Recorded information section start

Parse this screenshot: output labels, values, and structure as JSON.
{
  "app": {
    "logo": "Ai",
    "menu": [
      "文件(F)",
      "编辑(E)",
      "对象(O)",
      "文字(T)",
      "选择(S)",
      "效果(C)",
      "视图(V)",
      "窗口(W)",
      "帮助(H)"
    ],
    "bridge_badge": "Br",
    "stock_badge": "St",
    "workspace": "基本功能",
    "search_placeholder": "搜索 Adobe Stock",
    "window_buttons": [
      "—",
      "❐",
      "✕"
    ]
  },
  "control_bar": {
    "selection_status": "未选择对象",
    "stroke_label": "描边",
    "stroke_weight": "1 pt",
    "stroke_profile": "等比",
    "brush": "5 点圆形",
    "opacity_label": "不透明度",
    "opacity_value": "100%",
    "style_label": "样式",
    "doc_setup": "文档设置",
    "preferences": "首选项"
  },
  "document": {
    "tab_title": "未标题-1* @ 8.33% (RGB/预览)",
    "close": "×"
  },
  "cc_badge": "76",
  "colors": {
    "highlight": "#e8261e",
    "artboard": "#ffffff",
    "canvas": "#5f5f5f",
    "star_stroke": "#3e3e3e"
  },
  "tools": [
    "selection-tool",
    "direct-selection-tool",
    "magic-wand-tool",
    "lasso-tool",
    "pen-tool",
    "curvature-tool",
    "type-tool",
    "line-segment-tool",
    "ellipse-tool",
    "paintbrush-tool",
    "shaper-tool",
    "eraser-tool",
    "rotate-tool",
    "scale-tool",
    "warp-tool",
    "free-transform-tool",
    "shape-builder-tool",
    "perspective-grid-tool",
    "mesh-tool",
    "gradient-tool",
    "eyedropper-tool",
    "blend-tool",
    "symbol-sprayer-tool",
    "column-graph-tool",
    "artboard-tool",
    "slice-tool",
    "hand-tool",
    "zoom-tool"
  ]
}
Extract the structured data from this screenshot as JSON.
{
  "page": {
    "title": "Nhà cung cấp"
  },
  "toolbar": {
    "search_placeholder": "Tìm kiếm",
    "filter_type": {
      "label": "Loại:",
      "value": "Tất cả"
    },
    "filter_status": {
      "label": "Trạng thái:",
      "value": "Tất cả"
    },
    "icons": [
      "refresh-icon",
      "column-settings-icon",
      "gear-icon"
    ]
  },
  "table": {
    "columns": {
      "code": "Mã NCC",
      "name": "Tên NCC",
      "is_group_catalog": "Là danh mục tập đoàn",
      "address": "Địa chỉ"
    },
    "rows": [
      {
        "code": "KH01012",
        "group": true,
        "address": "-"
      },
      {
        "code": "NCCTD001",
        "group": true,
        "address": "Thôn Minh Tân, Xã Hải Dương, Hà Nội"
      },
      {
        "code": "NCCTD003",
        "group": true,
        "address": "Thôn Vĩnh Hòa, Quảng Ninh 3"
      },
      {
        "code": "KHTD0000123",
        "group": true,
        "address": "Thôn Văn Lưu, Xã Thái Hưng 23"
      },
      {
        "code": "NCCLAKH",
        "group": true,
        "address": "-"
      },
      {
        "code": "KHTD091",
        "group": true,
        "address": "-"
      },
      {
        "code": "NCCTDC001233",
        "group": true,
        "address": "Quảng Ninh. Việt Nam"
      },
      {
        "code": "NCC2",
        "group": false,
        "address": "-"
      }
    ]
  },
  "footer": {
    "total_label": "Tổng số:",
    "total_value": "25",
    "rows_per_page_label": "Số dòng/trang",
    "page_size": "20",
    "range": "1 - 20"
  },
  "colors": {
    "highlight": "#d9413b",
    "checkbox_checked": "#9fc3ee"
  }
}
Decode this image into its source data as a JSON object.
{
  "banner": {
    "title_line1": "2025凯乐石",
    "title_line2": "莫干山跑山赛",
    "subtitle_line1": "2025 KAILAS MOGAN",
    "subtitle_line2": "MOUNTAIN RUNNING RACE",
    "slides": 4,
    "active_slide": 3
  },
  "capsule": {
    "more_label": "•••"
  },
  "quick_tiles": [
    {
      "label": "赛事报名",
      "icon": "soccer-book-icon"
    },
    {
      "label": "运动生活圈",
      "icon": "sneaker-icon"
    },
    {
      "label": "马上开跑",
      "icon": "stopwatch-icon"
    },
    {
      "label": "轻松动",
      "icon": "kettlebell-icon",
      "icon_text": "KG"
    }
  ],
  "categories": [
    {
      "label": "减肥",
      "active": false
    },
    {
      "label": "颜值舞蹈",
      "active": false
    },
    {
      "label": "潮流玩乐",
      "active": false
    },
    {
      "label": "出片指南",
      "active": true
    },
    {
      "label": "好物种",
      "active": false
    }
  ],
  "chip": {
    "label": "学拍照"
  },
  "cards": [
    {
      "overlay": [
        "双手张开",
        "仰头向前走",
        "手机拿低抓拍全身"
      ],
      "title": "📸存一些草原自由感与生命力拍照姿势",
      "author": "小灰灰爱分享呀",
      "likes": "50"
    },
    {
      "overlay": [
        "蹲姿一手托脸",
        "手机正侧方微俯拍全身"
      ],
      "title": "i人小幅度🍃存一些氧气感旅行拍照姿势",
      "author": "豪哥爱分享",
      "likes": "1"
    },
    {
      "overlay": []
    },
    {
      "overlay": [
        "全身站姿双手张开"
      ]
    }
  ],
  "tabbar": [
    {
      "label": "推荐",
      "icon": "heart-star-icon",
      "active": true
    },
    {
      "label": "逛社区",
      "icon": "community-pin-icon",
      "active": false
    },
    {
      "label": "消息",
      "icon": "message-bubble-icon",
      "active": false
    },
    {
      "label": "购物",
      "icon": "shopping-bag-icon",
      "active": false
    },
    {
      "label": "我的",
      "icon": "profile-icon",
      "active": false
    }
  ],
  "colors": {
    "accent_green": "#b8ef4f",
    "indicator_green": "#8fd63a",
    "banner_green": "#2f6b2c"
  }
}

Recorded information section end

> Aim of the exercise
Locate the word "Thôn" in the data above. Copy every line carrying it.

> Exercise solution
        "address": "Thôn Minh Tân, Xã Hải Dương, Hà Nội"
        "address": "Thôn Vĩnh Hòa, Quảng Ninh 3"
        "address": "Thôn Văn Lưu, Xã Thái Hưng 23"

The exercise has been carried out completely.